We hear a lot about education reform during election season, but rarely does the topic of our state’s deep racial inequities come up in the conversation. This is true despite the overwhelming evidence that children of color, many of whom live in high-poverty neighborhoods and attend high-poverty schools, are facing long-term, systemic barriers to their success beginning at birth and continuing into adulthood.
The League has documented the unacceptable inequities in educational outcomes. Children of color:
- Are less likely to be reading proficiently by third grade
- Are more likely to be retained in grade
- Change schools more frequently
- Miss more school days
- Are less likely to graduate from high school on-time.
And, despite growing evidence that having even a single same-race teacher can increase performance on standardized tests—especially for economically disadvantaged boys—over 90% of Michigan teachers are White. Exposure to racial and ethnic diversity through the schools is not only important for children of color. In schools with predominately White children and youths, students can have little exposure to teachers of color—so they miss out on the benefits of diversity for children of all racial and ethnic backgrounds.

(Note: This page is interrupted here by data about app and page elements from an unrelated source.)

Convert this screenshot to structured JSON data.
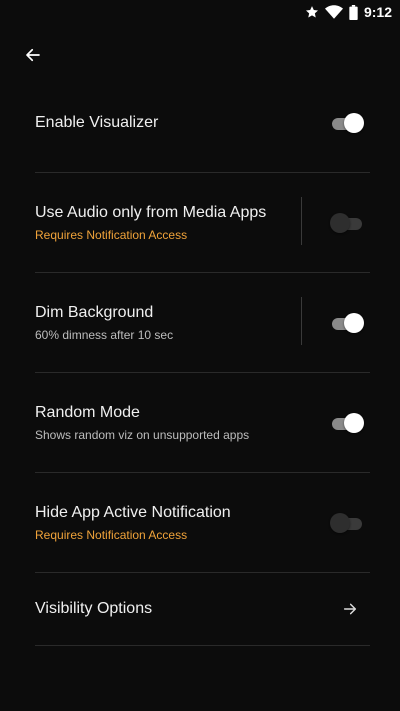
{
  "status": {
    "time": "9:12",
    "icons": [
      "star-icon",
      "wifi-icon",
      "battery-icon"
    ]
  },
  "nav": {
    "back_icon": "arrow-left-icon"
  },
  "settings": [
    {
      "title": "Enable Visualizer",
      "subtitle": "",
      "control": "toggle",
      "on": true,
      "divider": false
    },
    {
      "title": "Use Audio only from Media Apps",
      "subtitle": "Requires Notification Access",
      "subtitle_style": "warn",
      "control": "toggle",
      "on": false,
      "divider": true
    },
    {
      "title": "Dim Background",
      "subtitle": "60% dimness after 10 sec",
      "control": "toggle",
      "on": true,
      "divider": true
    },
    {
      "title": "Random Mode",
      "subtitle": "Shows random viz on unsupported apps",
      "control": "toggle",
      "on": true,
      "divider": false
    },
    {
      "title": "Hide App Active Notification",
      "subtitle": "Requires Notification Access",
      "subtitle_style": "warn",
      "control": "toggle",
      "on": false,
      "divider": false
    },
    {
      "title": "Visibility Options",
      "subtitle": "",
      "control": "chevron",
      "icon": "arrow-right-icon"
    }
  ],
  "colors": {
    "background": "#0c0c0c",
    "accent_warn": "#f0a33a",
    "text": "#f0f0f0"
  }
}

Educational disparities do not occur in a vacuum. They can be traced to public policies and budgets that have limited employment and housing options for many parents, failed to adequately recognize the added costs of teaching children who live in high-poverty neighborhoods, and tried to fix schools by addressing only what happens within the schoolhouse doors.

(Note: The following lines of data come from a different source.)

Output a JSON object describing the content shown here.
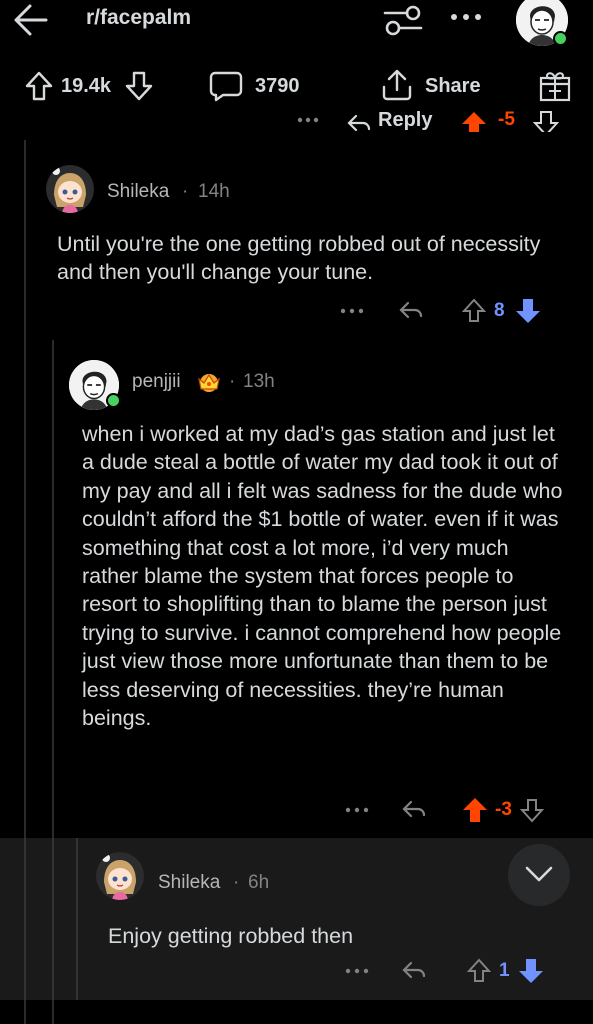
{
  "header": {
    "subreddit": "r/facepalm",
    "back_icon": "arrow-left-icon",
    "filter_icon": "sliders-icon",
    "more_icon": "more-horizontal-icon"
  },
  "post_bar": {
    "upvotes": "19.4k",
    "comments": "3790",
    "share_label": "Share"
  },
  "partial_row": {
    "reply_label": "Reply",
    "score": "-5"
  },
  "comments": [
    {
      "username": "Shileka",
      "time": "14h",
      "text": "Until you're the one getting robbed out of necessity and then you'll change your tune.",
      "score": "8",
      "vote_state": "downvoted"
    },
    {
      "username": "penjjii",
      "time": "13h",
      "text": "when i worked at my dad’s gas station and just let a dude steal a bottle of water my dad took it out of my pay and all i felt was sadness for the dude who couldn’t afford the $1 bottle of water. even if it was something that cost a lot more, i’d very much rather blame the system that forces people to resort to shoplifting than to blame the person just trying to survive. i cannot comprehend how people just view those more unfortunate than them to be less deserving of necessities. they’re human beings.",
      "score": "-3",
      "vote_state": "upvoted"
    },
    {
      "username": "Shileka",
      "time": "6h",
      "text": "Enjoy getting robbed then",
      "score": "1",
      "vote_state": "downvoted"
    }
  ],
  "colors": {
    "background": "#000000",
    "highlight_background": "#1a1a1b",
    "upvote_orange": "#ff4500",
    "downvote_blue": "#7193ff",
    "online_green": "#46d160"
  }
}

We’re hopeful that the issue of racial inequities will begin to play a bigger role in the push for education reform. Anyone with a stake in Michigan’s future should pay attention to the barriers that children of color face in our schools and neighborhoods. The Michigan Department of Civil Rights has taken steps to raise awareness by holding a series of hearings to examine the issue of discrimination in Michigan’s K-12 schools, including one in Detroit on Nov. 19.
A high-quality education is a path to equity for children in Michigan—a path that has been blocked for too many children of color. Michigan can and must do better by investing in efforts to reduce poverty, improving access to high-quality early intervention and learning programs, increasing supports for early literacy, and focusing state funds on students with the highest needs.